## Task goal
How many lines below hold "uporabnika"? Answer with only the number.

+++ Available data

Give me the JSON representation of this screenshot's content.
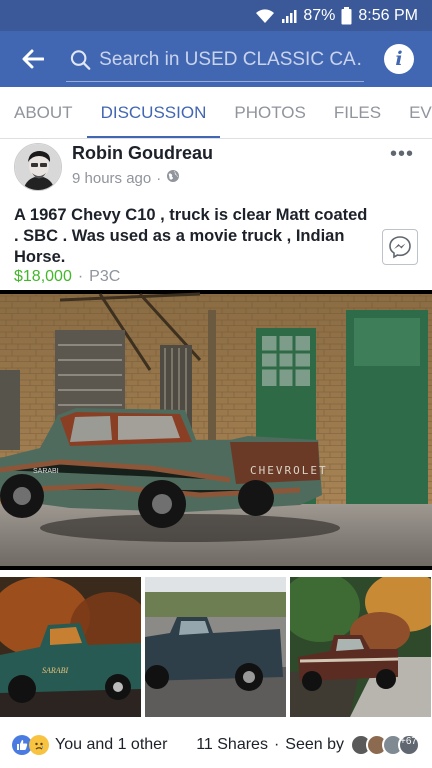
{
  "status_bar": {
    "battery": "87%",
    "time": "8:56 PM"
  },
  "app_bar": {
    "search_placeholder": "Search in USED CLASSIC CA…"
  },
  "tabs": [
    "ABOUT",
    "DISCUSSION",
    "PHOTOS",
    "FILES",
    "EVENTS"
  ],
  "active_tab": "DISCUSSION",
  "post": {
    "author": "Robin Goudreau",
    "time": "9 hours ago",
    "separator": "·",
    "text": "A 1967 Chevy C10 , truck is clear Matt coated . SBC . Was used as a movie truck , Indian Horse.",
    "price": "$18,000",
    "location": "P3C",
    "photo_text": {
      "tailgate": "CHEVROLET",
      "door": "SARABI",
      "thumb1_door": "SARABI"
    }
  },
  "footer": {
    "reactions": "You and 1 other",
    "shares": "11 Shares",
    "seen_label": "Seen by",
    "seen_count": "+67"
  },
  "colors": {
    "header": "#4267b2",
    "status": "#3b5998",
    "price": "#42b72a",
    "accent": "#4267b2"
  },
  "icons": [
    "wifi-icon",
    "signal-icon",
    "battery-icon",
    "back-arrow-icon",
    "search-icon",
    "info-icon",
    "globe-icon",
    "more-icon",
    "messenger-icon",
    "like-reaction-icon",
    "sad-reaction-icon"
  ]
}
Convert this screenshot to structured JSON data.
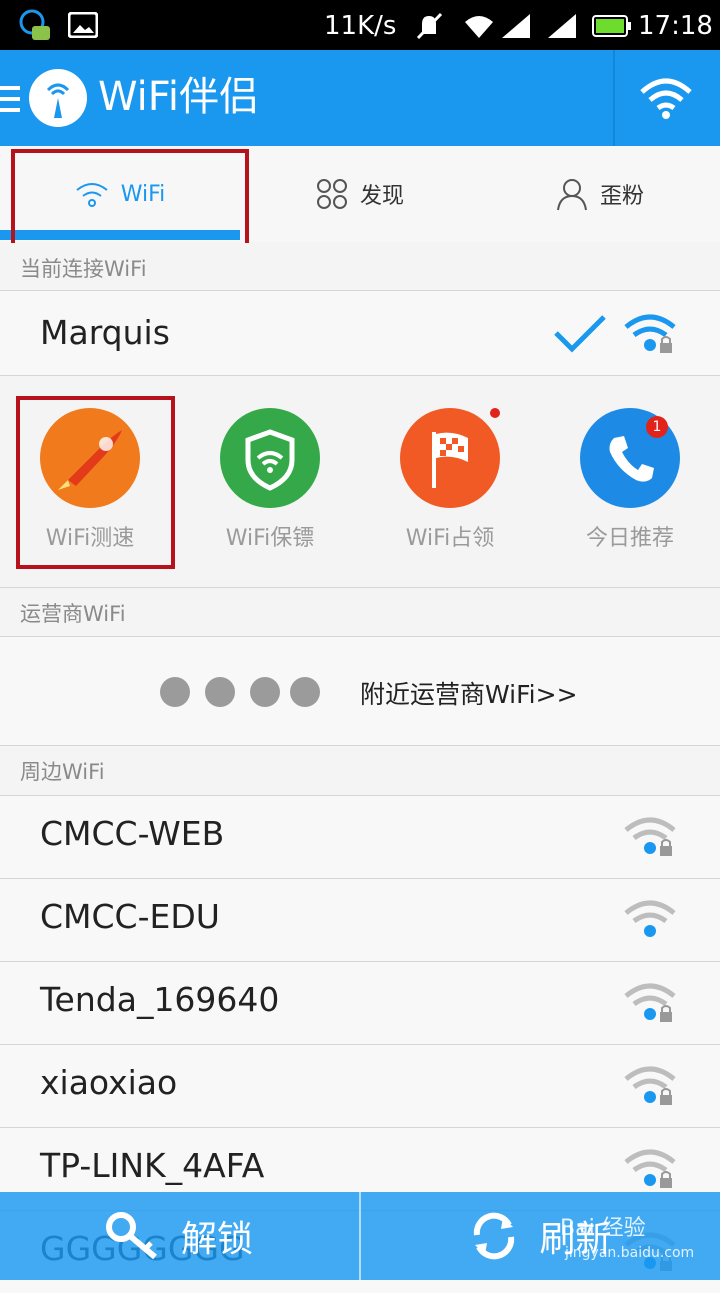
{
  "status_bar": {
    "speed": "11K/s",
    "time": "17:18"
  },
  "app_bar": {
    "title": "WiFi伴侣"
  },
  "tabs": [
    {
      "label": "WiFi",
      "active": true
    },
    {
      "label": "发现",
      "active": false
    },
    {
      "label": "歪粉",
      "active": false
    }
  ],
  "current": {
    "header": "当前连接WiFi",
    "ssid": "Marquis"
  },
  "tools": [
    {
      "label": "WiFi测速",
      "icon": "rocket-icon",
      "color": "#f07a1c"
    },
    {
      "label": "WiFi保镖",
      "icon": "shield-wifi-icon",
      "color": "#35a94a"
    },
    {
      "label": "WiFi占领",
      "icon": "checkered-flag-icon",
      "color": "#f25a25"
    },
    {
      "label": "今日推荐",
      "icon": "phone-icon",
      "color": "#1d8be6",
      "badge": "1"
    }
  ],
  "carrier": {
    "header": "运营商WiFi",
    "link": "附近运营商WiFi>>"
  },
  "nearby": {
    "header": "周边WiFi",
    "networks": [
      {
        "ssid": "CMCC-WEB",
        "locked": true
      },
      {
        "ssid": "CMCC-EDU",
        "locked": false
      },
      {
        "ssid": "Tenda_169640",
        "locked": true
      },
      {
        "ssid": "xiaoxiao",
        "locked": true
      },
      {
        "ssid": "TP-LINK_4AFA",
        "locked": true
      },
      {
        "ssid": "GGGGGGGG",
        "locked": true
      }
    ]
  },
  "bottom_bar": {
    "unlock": "解锁",
    "refresh": "刷新"
  },
  "watermark": {
    "text": "Bai 经验",
    "url": "jingyan.baidu.com"
  }
}
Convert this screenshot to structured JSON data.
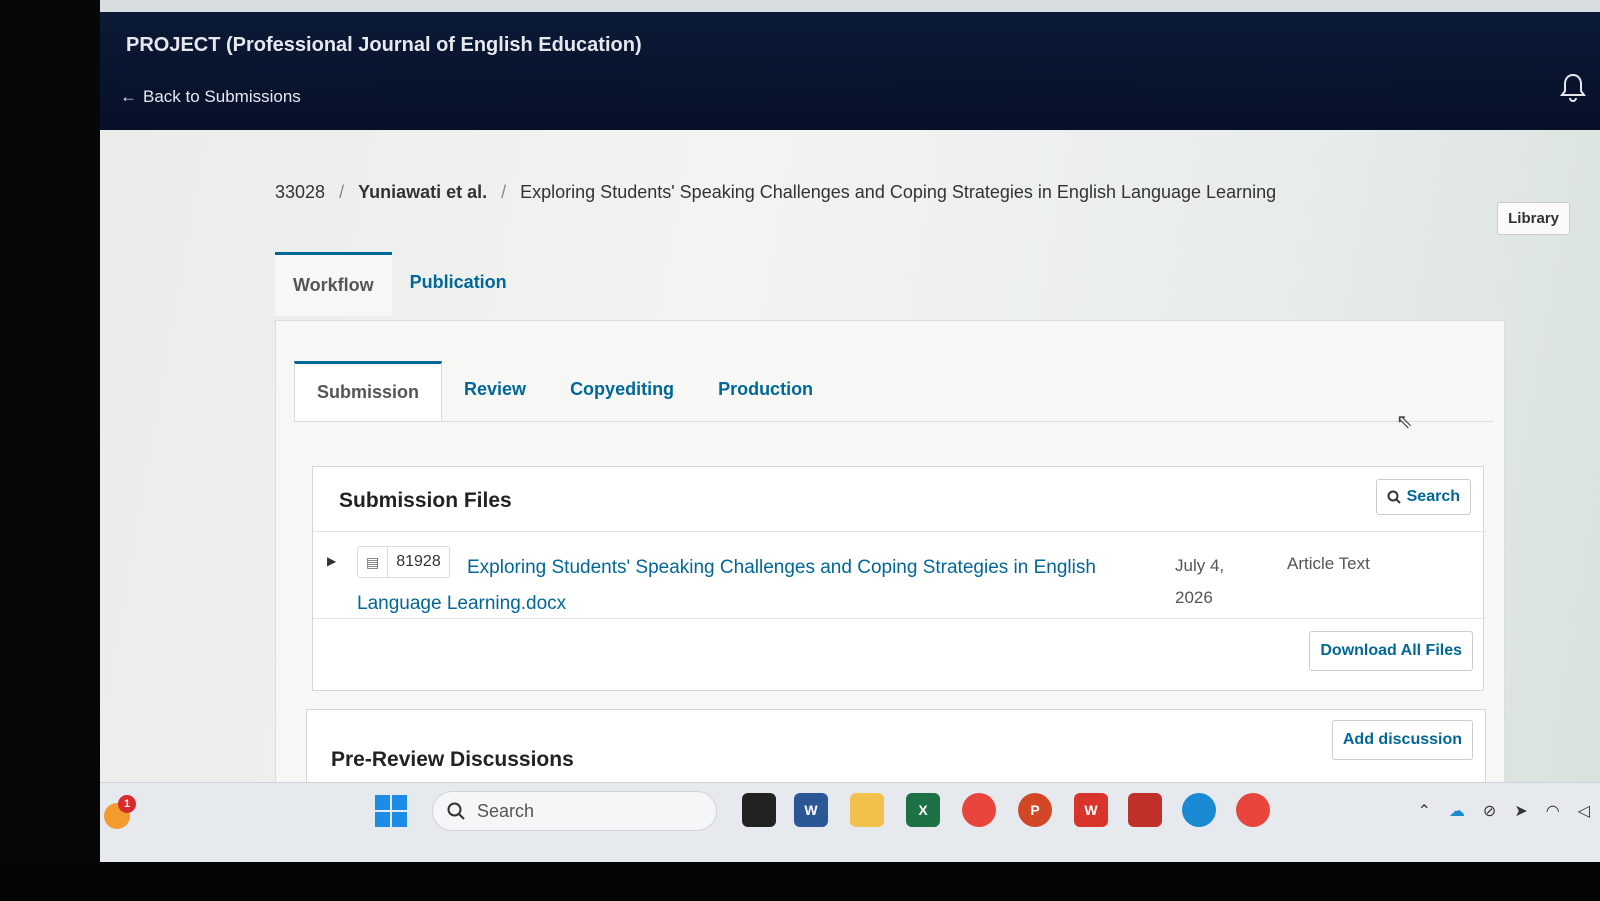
{
  "header": {
    "journal_title": "PROJECT (Professional Journal of English Education)",
    "back_link": "Back to Submissions",
    "back_arrow": "←"
  },
  "breadcrumb": {
    "id": "33028",
    "separator": "/",
    "author": "Yuniawati et al.",
    "title": "Exploring Students' Speaking Challenges and Coping Strategies in English Language Learning"
  },
  "library_button": "Library",
  "main_tabs": [
    {
      "label": "Workflow"
    },
    {
      "label": "Publication"
    }
  ],
  "stage_tabs": [
    {
      "label": "Submission"
    },
    {
      "label": "Review"
    },
    {
      "label": "Copyediting"
    },
    {
      "label": "Production"
    }
  ],
  "submission_files": {
    "title": "Submission Files",
    "search_label": "Search",
    "files": [
      {
        "id": "81928",
        "name": "Exploring Students' Speaking Challenges and Coping Strategies in English Language Learning.docx",
        "date": "July 4, 2026",
        "type": "Article Text"
      }
    ],
    "download_all_label": "Download All Files"
  },
  "discussions": {
    "title": "Pre-Review Discussions",
    "add_label": "Add discussion"
  },
  "taskbar": {
    "search_placeholder": "Search",
    "weather_badge": "1",
    "apps": [
      {
        "icon": "word-icon",
        "label": "W",
        "color": "#2b5797"
      },
      {
        "icon": "file-explorer-icon",
        "label": "",
        "color": "#f2c14b"
      },
      {
        "icon": "excel-icon",
        "label": "X",
        "color": "#1e7145"
      },
      {
        "icon": "chrome-icon",
        "label": "",
        "color": "#e8453c"
      },
      {
        "icon": "powerpoint-icon",
        "label": "P",
        "color": "#d24726"
      },
      {
        "icon": "wps-icon",
        "label": "W",
        "color": "#d9342b"
      },
      {
        "icon": "app-icon",
        "label": "",
        "color": "#c0312b"
      },
      {
        "icon": "edge-icon",
        "label": "",
        "color": "#1a8ad4"
      },
      {
        "icon": "chrome-profile-icon",
        "label": "",
        "color": "#e8453c"
      }
    ]
  },
  "colors": {
    "header_bg": "#071029",
    "link": "#006798"
  }
}
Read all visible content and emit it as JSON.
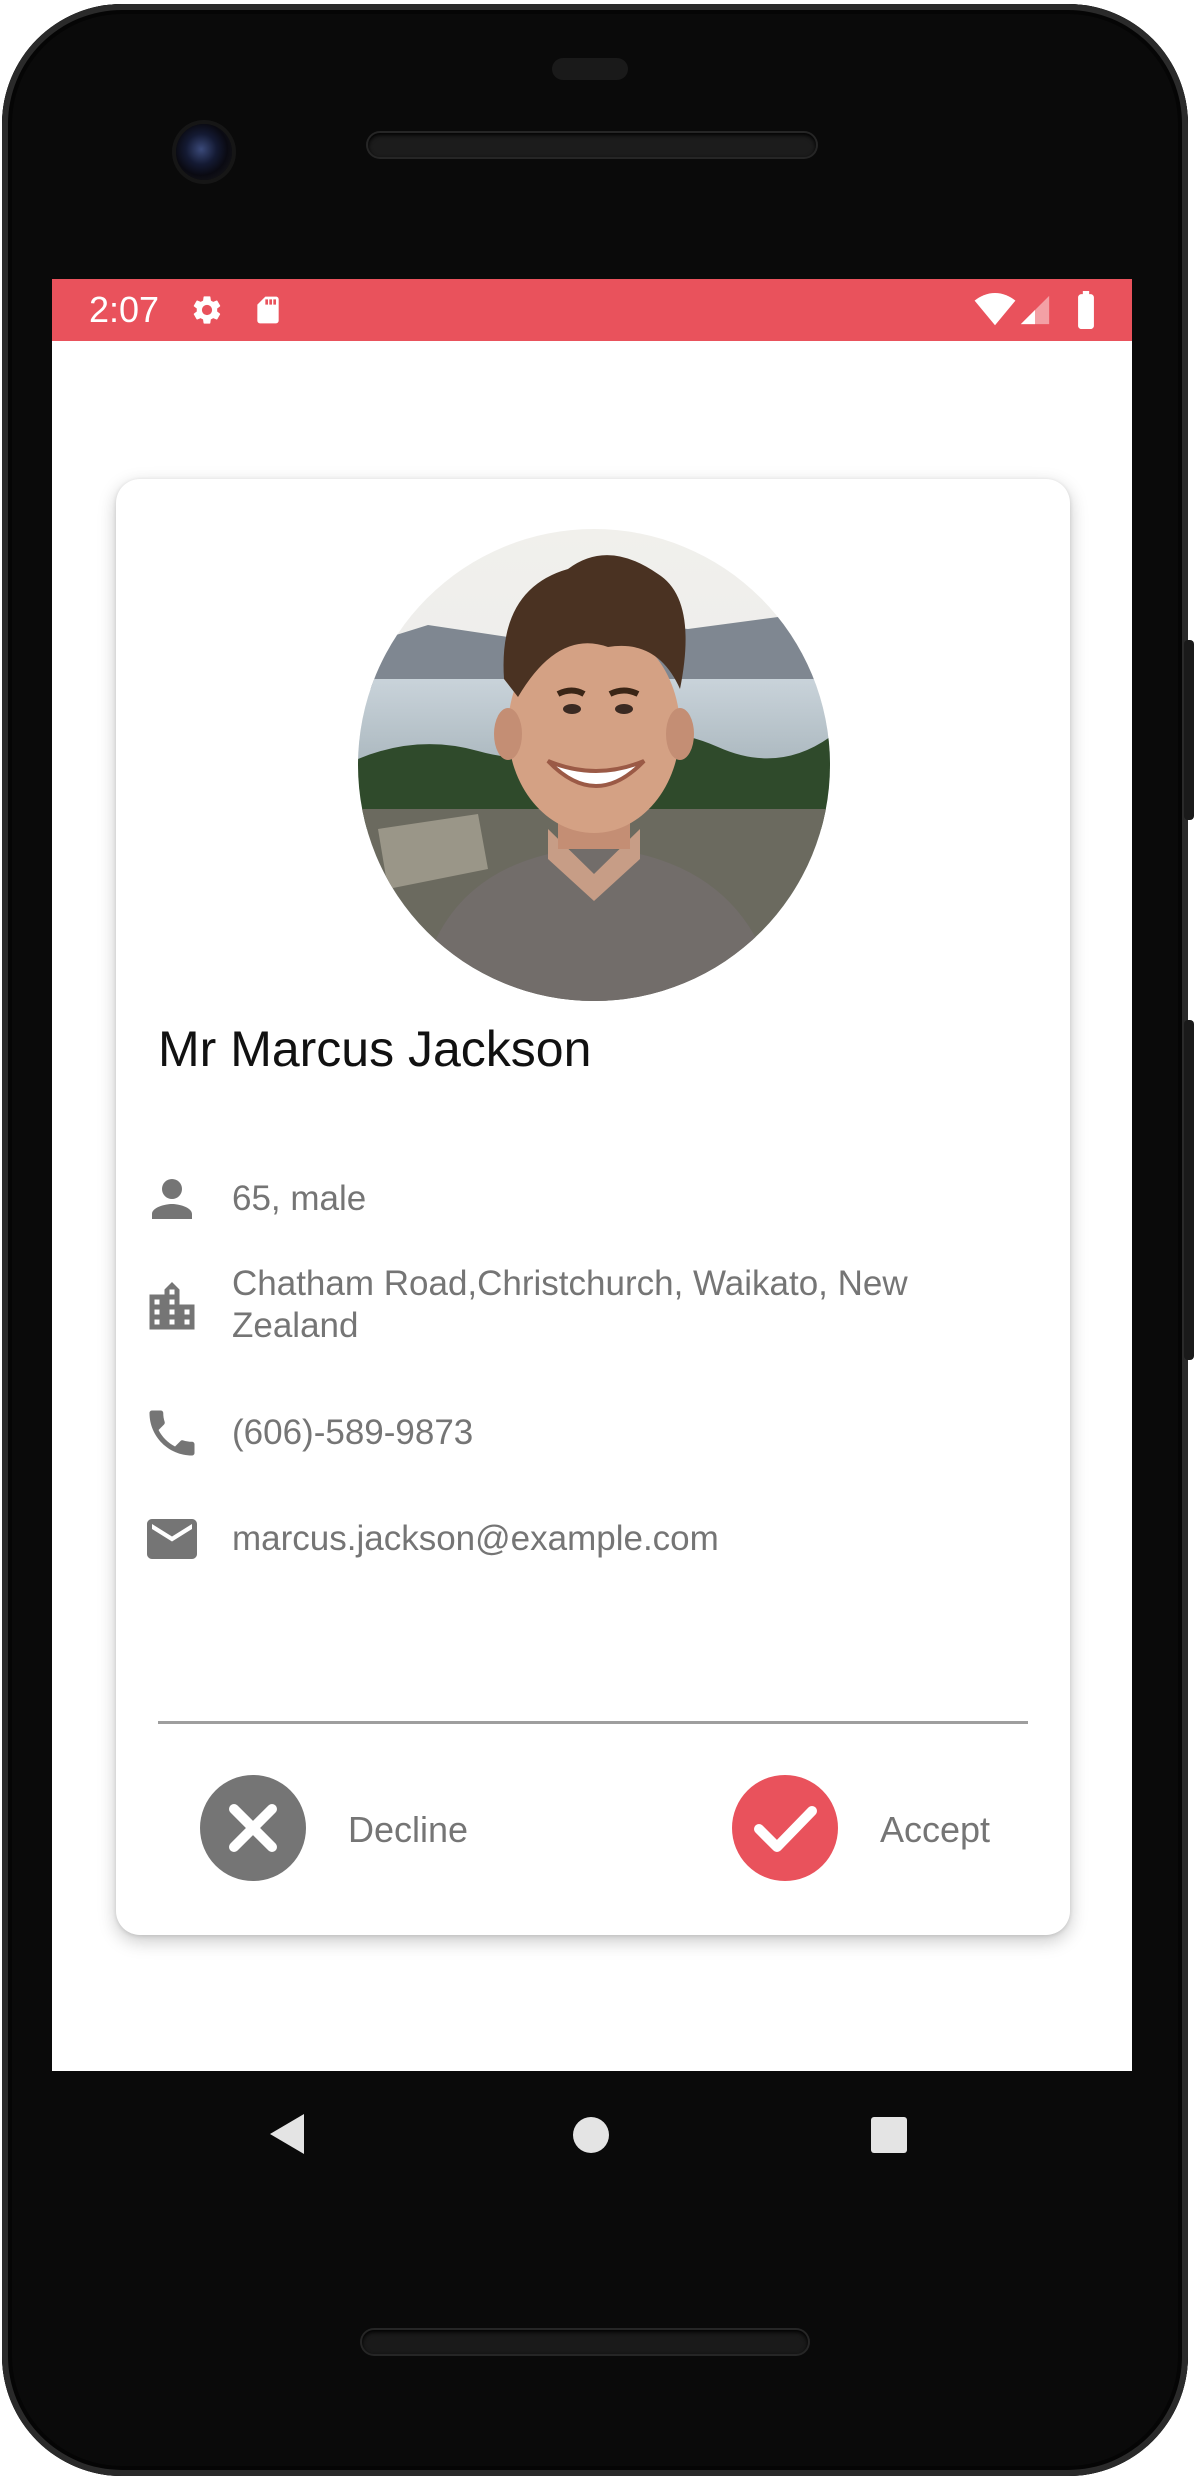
{
  "status_bar": {
    "time": "2:07",
    "icons": [
      "settings-icon",
      "sd-card-icon",
      "wifi-icon",
      "signal-icon",
      "battery-icon"
    ],
    "background_color": "#e9525c"
  },
  "profile": {
    "name": "Mr Marcus Jackson",
    "photo_icon": "profile-photo",
    "details": [
      {
        "icon": "person-icon",
        "text": "65, male"
      },
      {
        "icon": "building-icon",
        "text": "Chatham Road,Christchurch, Waikato, New Zealand"
      },
      {
        "icon": "phone-icon",
        "text": "(606)-589-9873"
      },
      {
        "icon": "email-icon",
        "text": "marcus.jackson@example.com"
      }
    ]
  },
  "actions": {
    "decline": {
      "label": "Decline",
      "icon": "close-icon",
      "color": "#757575"
    },
    "accept": {
      "label": "Accept",
      "icon": "check-icon",
      "color": "#e9525c"
    }
  },
  "navigation": {
    "buttons": [
      "back-icon",
      "home-icon",
      "recents-icon"
    ]
  }
}
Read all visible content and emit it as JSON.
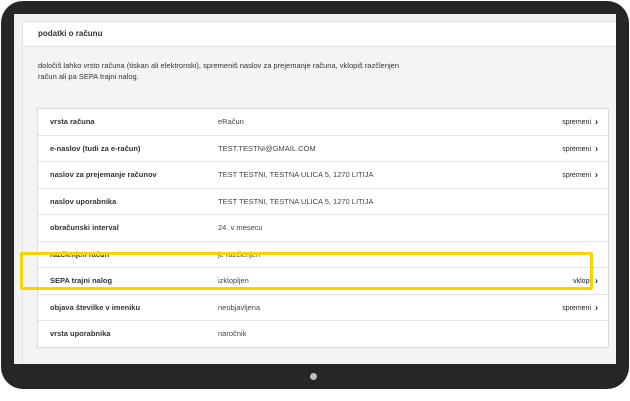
{
  "panel": {
    "title": "podatki o računu",
    "intro": "določiš lahko vrsto računa (tiskan ali elektronski), spremeniš naslov za prejemanje računa, vklopiš razčlenjen račun ali pa SEPA trajni nalog."
  },
  "rows": [
    {
      "label": "vrsta računa",
      "value": "eRačun",
      "action": "spremeni"
    },
    {
      "label": "e-naslov (tudi za e-račun)",
      "value": "TEST.TESTNI@GMAIL.COM",
      "action": "spremeni"
    },
    {
      "label": "naslov za prejemanje računov",
      "value": "TEST TESTNI, TESTNA ULICA 5, 1270 LITIJA",
      "action": "spremeni"
    },
    {
      "label": "naslov uporabnika",
      "value": "TEST TESTNI, TESTNA ULICA 5, 1270 LITIJA",
      "action": ""
    },
    {
      "label": "obračunski interval",
      "value": "24. v mesecu",
      "action": ""
    },
    {
      "label": "razčlenjen račun",
      "value": "je razčlenjen",
      "action": ""
    },
    {
      "label": "SEPA trajni nalog",
      "value": "izklopljen",
      "action": "vklopi"
    },
    {
      "label": "objava številke v imeniku",
      "value": "neobjavljena",
      "action": "spremeni"
    },
    {
      "label": "vrsta uporabnika",
      "value": "naročnik",
      "action": ""
    }
  ],
  "icons": {
    "action_arrow": "chevron-right-icon"
  },
  "colors": {
    "highlight": "#f7d300",
    "device": "#262626"
  }
}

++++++

## Response to the exercise
2